(Data about app and page elements)
━━━

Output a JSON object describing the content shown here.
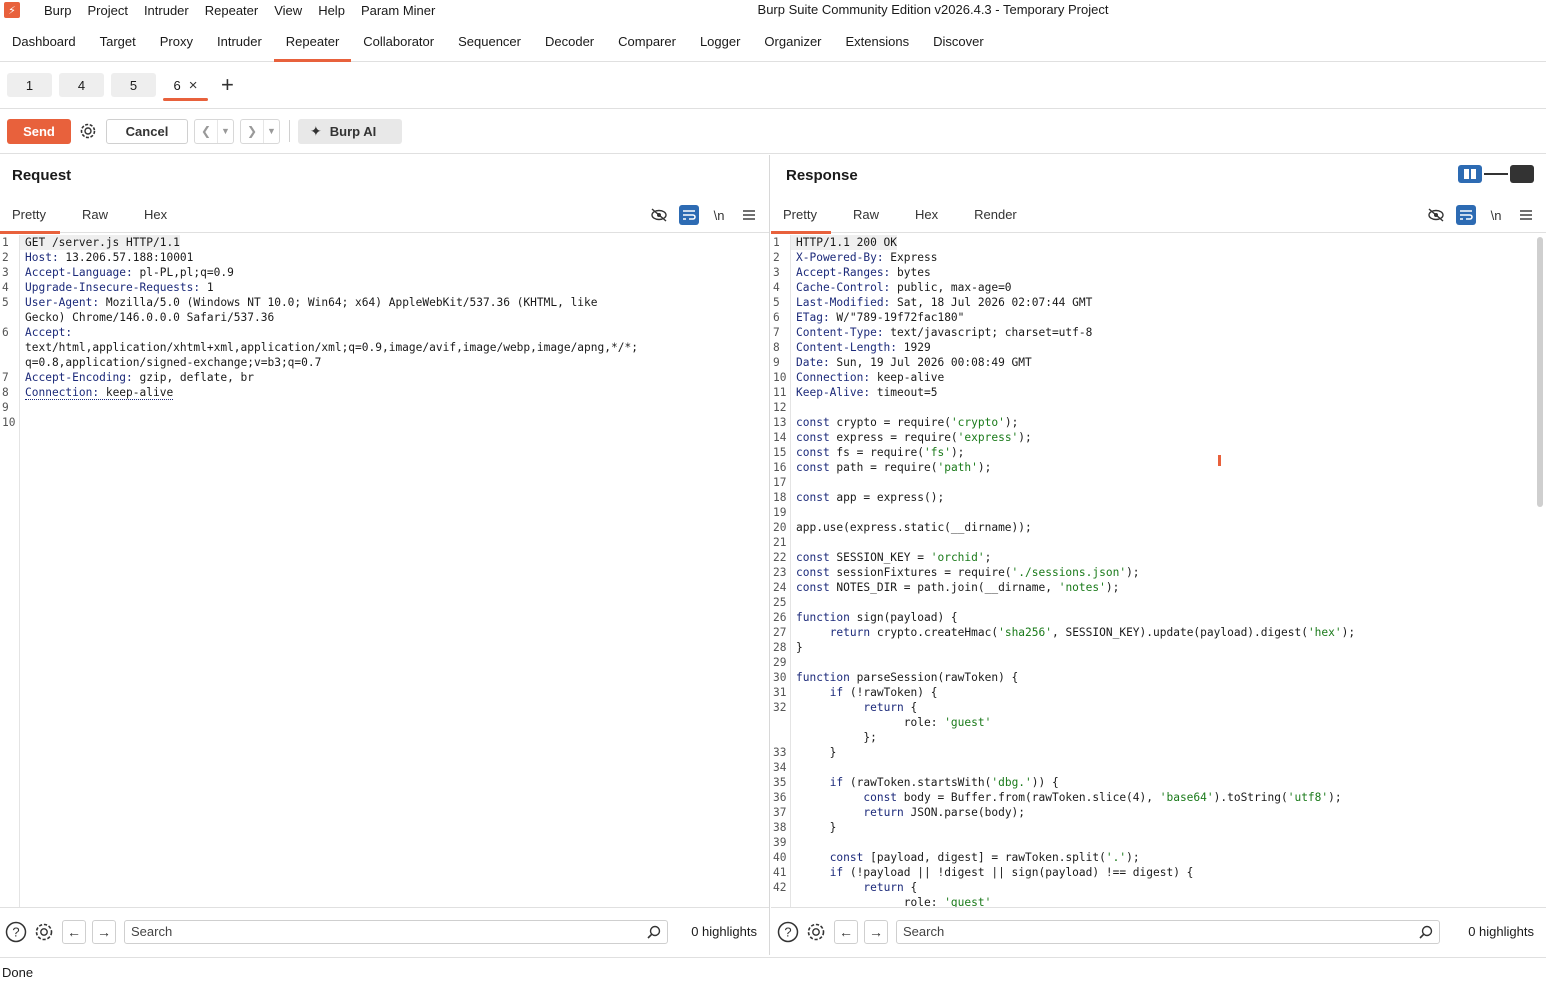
{
  "menu": {
    "items": [
      "Burp",
      "Project",
      "Intruder",
      "Repeater",
      "View",
      "Help",
      "Param Miner"
    ],
    "window_title": "Burp Suite Community Edition v2026.4.3 - Temporary Project"
  },
  "main_tabs": [
    "Dashboard",
    "Target",
    "Proxy",
    "Intruder",
    "Repeater",
    "Collaborator",
    "Sequencer",
    "Decoder",
    "Comparer",
    "Logger",
    "Organizer",
    "Extensions",
    "Discover"
  ],
  "active_main_tab": "Repeater",
  "repeater_tabs": [
    "1",
    "4",
    "5",
    "6"
  ],
  "active_repeater_tab": "6",
  "toolbar": {
    "send": "Send",
    "cancel": "Cancel",
    "burp_ai": "Burp AI"
  },
  "request": {
    "title": "Request",
    "view_tabs": [
      "Pretty",
      "Raw",
      "Hex"
    ],
    "newline_label": "\\n",
    "lines": [
      {
        "n": "1",
        "text": "GET /server.js HTTP/1.1"
      },
      {
        "n": "2",
        "text": "Host: 13.206.57.188:10001"
      },
      {
        "n": "3",
        "text": "Accept-Language: pl-PL,pl;q=0.9"
      },
      {
        "n": "4",
        "text": "Upgrade-Insecure-Requests: 1"
      },
      {
        "n": "5",
        "text": "User-Agent: Mozilla/5.0 (Windows NT 10.0; Win64; x64) AppleWebKit/537.36 (KHTML, like"
      },
      {
        "n": "",
        "text": "Gecko) Chrome/146.0.0.0 Safari/537.36"
      },
      {
        "n": "6",
        "text": "Accept:"
      },
      {
        "n": "",
        "text": "text/html,application/xhtml+xml,application/xml;q=0.9,image/avif,image/webp,image/apng,*/*;"
      },
      {
        "n": "",
        "text": "q=0.8,application/signed-exchange;v=b3;q=0.7"
      },
      {
        "n": "7",
        "text": "Accept-Encoding: gzip, deflate, br"
      },
      {
        "n": "8",
        "text": "Connection: keep-alive"
      },
      {
        "n": "9",
        "text": ""
      },
      {
        "n": "10",
        "text": ""
      }
    ],
    "search_placeholder": "Search",
    "highlights": "0 highlights"
  },
  "response": {
    "title": "Response",
    "view_tabs": [
      "Pretty",
      "Raw",
      "Hex",
      "Render"
    ],
    "newline_label": "\\n",
    "lines": [
      {
        "n": "1",
        "text": "HTTP/1.1 200 OK"
      },
      {
        "n": "2",
        "text": "X-Powered-By: Express"
      },
      {
        "n": "3",
        "text": "Accept-Ranges: bytes"
      },
      {
        "n": "4",
        "text": "Cache-Control: public, max-age=0"
      },
      {
        "n": "5",
        "text": "Last-Modified: Sat, 18 Jul 2026 02:07:44 GMT"
      },
      {
        "n": "6",
        "text": "ETag: W/\"789-19f72fac180\""
      },
      {
        "n": "7",
        "text": "Content-Type: text/javascript; charset=utf-8"
      },
      {
        "n": "8",
        "text": "Content-Length: 1929"
      },
      {
        "n": "9",
        "text": "Date: Sun, 19 Jul 2026 00:08:49 GMT"
      },
      {
        "n": "10",
        "text": "Connection: keep-alive"
      },
      {
        "n": "11",
        "text": "Keep-Alive: timeout=5"
      },
      {
        "n": "12",
        "text": ""
      },
      {
        "n": "13",
        "text": "const crypto = require('crypto');"
      },
      {
        "n": "14",
        "text": "const express = require('express');"
      },
      {
        "n": "15",
        "text": "const fs = require('fs');"
      },
      {
        "n": "16",
        "text": "const path = require('path');"
      },
      {
        "n": "17",
        "text": ""
      },
      {
        "n": "18",
        "text": "const app = express();"
      },
      {
        "n": "19",
        "text": ""
      },
      {
        "n": "20",
        "text": "app.use(express.static(__dirname));"
      },
      {
        "n": "21",
        "text": ""
      },
      {
        "n": "22",
        "text": "const SESSION_KEY = 'orchid';"
      },
      {
        "n": "23",
        "text": "const sessionFixtures = require('./sessions.json');"
      },
      {
        "n": "24",
        "text": "const NOTES_DIR = path.join(__dirname, 'notes');"
      },
      {
        "n": "25",
        "text": ""
      },
      {
        "n": "26",
        "text": "function sign(payload) {"
      },
      {
        "n": "27",
        "text": "     return crypto.createHmac('sha256', SESSION_KEY).update(payload).digest('hex');"
      },
      {
        "n": "28",
        "text": "}"
      },
      {
        "n": "29",
        "text": ""
      },
      {
        "n": "30",
        "text": "function parseSession(rawToken) {"
      },
      {
        "n": "31",
        "text": "     if (!rawToken) {"
      },
      {
        "n": "32",
        "text": "          return {"
      },
      {
        "n": "",
        "text": "                role: 'guest'"
      },
      {
        "n": "",
        "text": "          };"
      },
      {
        "n": "33",
        "text": "     }"
      },
      {
        "n": "34",
        "text": ""
      },
      {
        "n": "35",
        "text": "     if (rawToken.startsWith('dbg.')) {"
      },
      {
        "n": "36",
        "text": "          const body = Buffer.from(rawToken.slice(4), 'base64').toString('utf8');"
      },
      {
        "n": "37",
        "text": "          return JSON.parse(body);"
      },
      {
        "n": "38",
        "text": "     }"
      },
      {
        "n": "39",
        "text": ""
      },
      {
        "n": "40",
        "text": "     const [payload, digest] = rawToken.split('.');"
      },
      {
        "n": "41",
        "text": "     if (!payload || !digest || sign(payload) !== digest) {"
      },
      {
        "n": "42",
        "text": "          return {"
      },
      {
        "n": "",
        "text": "                role: 'guest'"
      }
    ],
    "search_placeholder": "Search",
    "highlights": "0 highlights"
  },
  "status": "Done",
  "colors": {
    "accent": "#e8613c",
    "toggle_blue": "#2d6bb3"
  }
}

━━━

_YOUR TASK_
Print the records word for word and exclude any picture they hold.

_ANSWER TO THIS TASK_
Output a JSON object describing the content shown here.
{
  "menu": {
    "items": [
      "Burp",
      "Project",
      "Intruder",
      "Repeater",
      "View",
      "Help",
      "Param Miner"
    ],
    "window_title": "Burp Suite Community Edition v2026.4.3 - Temporary Project"
  },
  "main_tabs": [
    "Dashboard",
    "Target",
    "Proxy",
    "Intruder",
    "Repeater",
    "Collaborator",
    "Sequencer",
    "Decoder",
    "Comparer",
    "Logger",
    "Organizer",
    "Extensions",
    "Discover"
  ],
  "active_main_tab": "Repeater",
  "repeater_tabs": [
    "1",
    "4",
    "5",
    "6"
  ],
  "active_repeater_tab": "6",
  "toolbar": {
    "send": "Send",
    "cancel": "Cancel",
    "burp_ai": "Burp AI"
  },
  "request": {
    "title": "Request",
    "view_tabs": [
      "Pretty",
      "Raw",
      "Hex"
    ],
    "newline_label": "\\n",
    "lines": [
      {
        "n": "1",
        "text": "GET /server.js HTTP/1.1"
      },
      {
        "n": "2",
        "text": "Host: 13.206.57.188:10001"
      },
      {
        "n": "3",
        "text": "Accept-Language: pl-PL,pl;q=0.9"
      },
      {
        "n": "4",
        "text": "Upgrade-Insecure-Requests: 1"
      },
      {
        "n": "5",
        "text": "User-Agent: Mozilla/5.0 (Windows NT 10.0; Win64; x64) AppleWebKit/537.36 (KHTML, like"
      },
      {
        "n": "",
        "text": "Gecko) Chrome/146.0.0.0 Safari/537.36"
      },
      {
        "n": "6",
        "text": "Accept:"
      },
      {
        "n": "",
        "text": "text/html,application/xhtml+xml,application/xml;q=0.9,image/avif,image/webp,image/apng,*/*;"
      },
      {
        "n": "",
        "text": "q=0.8,application/signed-exchange;v=b3;q=0.7"
      },
      {
        "n": "7",
        "text": "Accept-Encoding: gzip, deflate, br"
      },
      {
        "n": "8",
        "text": "Connection: keep-alive"
      },
      {
        "n": "9",
        "text": ""
      },
      {
        "n": "10",
        "text": ""
      }
    ],
    "search_placeholder": "Search",
    "highlights": "0 highlights"
  },
  "response": {
    "title": "Response",
    "view_tabs": [
      "Pretty",
      "Raw",
      "Hex",
      "Render"
    ],
    "newline_label": "\\n",
    "lines": [
      {
        "n": "1",
        "text": "HTTP/1.1 200 OK"
      },
      {
        "n": "2",
        "text": "X-Powered-By: Express"
      },
      {
        "n": "3",
        "text": "Accept-Ranges: bytes"
      },
      {
        "n": "4",
        "text": "Cache-Control: public, max-age=0"
      },
      {
        "n": "5",
        "text": "Last-Modified: Sat, 18 Jul 2026 02:07:44 GMT"
      },
      {
        "n": "6",
        "text": "ETag: W/\"789-19f72fac180\""
      },
      {
        "n": "7",
        "text": "Content-Type: text/javascript; charset=utf-8"
      },
      {
        "n": "8",
        "text": "Content-Length: 1929"
      },
      {
        "n": "9",
        "text": "Date: Sun, 19 Jul 2026 00:08:49 GMT"
      },
      {
        "n": "10",
        "text": "Connection: keep-alive"
      },
      {
        "n": "11",
        "text": "Keep-Alive: timeout=5"
      },
      {
        "n": "12",
        "text": ""
      },
      {
        "n": "13",
        "text": "const crypto = require('crypto');"
      },
      {
        "n": "14",
        "text": "const express = require('express');"
      },
      {
        "n": "15",
        "text": "const fs = require('fs');"
      },
      {
        "n": "16",
        "text": "const path = require('path');"
      },
      {
        "n": "17",
        "text": ""
      },
      {
        "n": "18",
        "text": "const app = express();"
      },
      {
        "n": "19",
        "text": ""
      },
      {
        "n": "20",
        "text": "app.use(express.static(__dirname));"
      },
      {
        "n": "21",
        "text": ""
      },
      {
        "n": "22",
        "text": "const SESSION_KEY = 'orchid';"
      },
      {
        "n": "23",
        "text": "const sessionFixtures = require('./sessions.json');"
      },
      {
        "n": "24",
        "text": "const NOTES_DIR = path.join(__dirname, 'notes');"
      },
      {
        "n": "25",
        "text": ""
      },
      {
        "n": "26",
        "text": "function sign(payload) {"
      },
      {
        "n": "27",
        "text": "     return crypto.createHmac('sha256', SESSION_KEY).update(payload).digest('hex');"
      },
      {
        "n": "28",
        "text": "}"
      },
      {
        "n": "29",
        "text": ""
      },
      {
        "n": "30",
        "text": "function parseSession(rawToken) {"
      },
      {
        "n": "31",
        "text": "     if (!rawToken) {"
      },
      {
        "n": "32",
        "text": "          return {"
      },
      {
        "n": "",
        "text": "                role: 'guest'"
      },
      {
        "n": "",
        "text": "          };"
      },
      {
        "n": "33",
        "text": "     }"
      },
      {
        "n": "34",
        "text": ""
      },
      {
        "n": "35",
        "text": "     if (rawToken.startsWith('dbg.')) {"
      },
      {
        "n": "36",
        "text": "          const body = Buffer.from(rawToken.slice(4), 'base64').toString('utf8');"
      },
      {
        "n": "37",
        "text": "          return JSON.parse(body);"
      },
      {
        "n": "38",
        "text": "     }"
      },
      {
        "n": "39",
        "text": ""
      },
      {
        "n": "40",
        "text": "     const [payload, digest] = rawToken.split('.');"
      },
      {
        "n": "41",
        "text": "     if (!payload || !digest || sign(payload) !== digest) {"
      },
      {
        "n": "42",
        "text": "          return {"
      },
      {
        "n": "",
        "text": "                role: 'guest'"
      }
    ],
    "search_placeholder": "Search",
    "highlights": "0 highlights"
  },
  "status": "Done",
  "colors": {
    "accent": "#e8613c",
    "toggle_blue": "#2d6bb3"
  }
}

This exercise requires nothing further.